  7. Boycott Novell » Of OpenSUSE, Xandros, and Microsoft… Says:

    [...] other more-or-less interesting news, mind this post about contributing to an agenda of ‘control freaks’ that foster a so-called community of…. I agree – letting go of control is hard. And I’ve seen many companies struggle with it – Xara, [...]

  8. Bayrak Says:

    do you know any information about this subject in other languages?

  9. Mike Milinkovich Says:

    Dave,

    There are a couple of inaccuracies in your comments about Eclipse. One is a nit and one is important.

    First, the nit. The Eclipse Foundation has been an independent 501(c)6 for four years, not five.

    The more important thing is the relative weight of IBM.

    We actually publish all of our diversity metrics on dash.eclipse.org. If you look at the number of commits from IBM, you will see that it peaked at 79% in 2002 and so far this year is running at 45%. 2007 was 40%.

    By total number of committers, they are currently at 33%.

    Those numbers are across all of the projects in the Eclipse community. Which, as Patrick Wagstrom points out has come a long way from just being a Java IDE. This is very analogous to Apache moving from a web server to a broad community of many projects.

    All of that said, I very much agree that OO.o would benefit greatly from being an independent 501(c)6. I have long felt that the Eclipse model would be an excellent example for that organization to follow. If anything, it is long overdue.

  10. Dave Neary Says:

    Hi Mike,

    Indeed, the Eclipse Foundation has become a lot like the Apache Foundation or the GNOME Foundation.

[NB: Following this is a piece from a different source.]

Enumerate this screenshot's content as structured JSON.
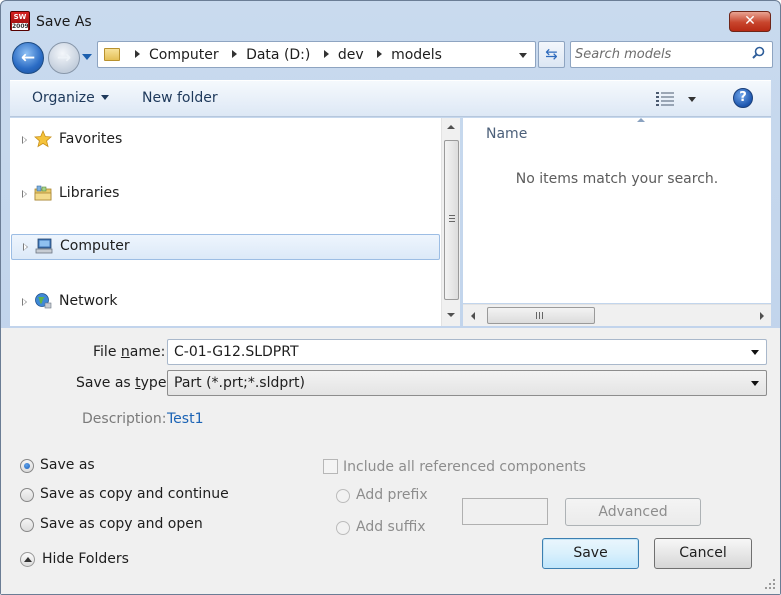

We host lots of projects which are part of a bigger picture, but which aren’t really part of what people think of when they hear “Eclipse”, “Apache” or “GNOME”.

    This is a good thing, but doesn’t change the fact that IBM is still the major contributor to the Eclipse IDE.

    Let me repeat, I think that you have chosen exactly the right model for the type of project which Eclipse is/was, and that you’ve been successful because of both the model, and the amount of work the foundation has put into making that model work.

    Cheers,
    Dave.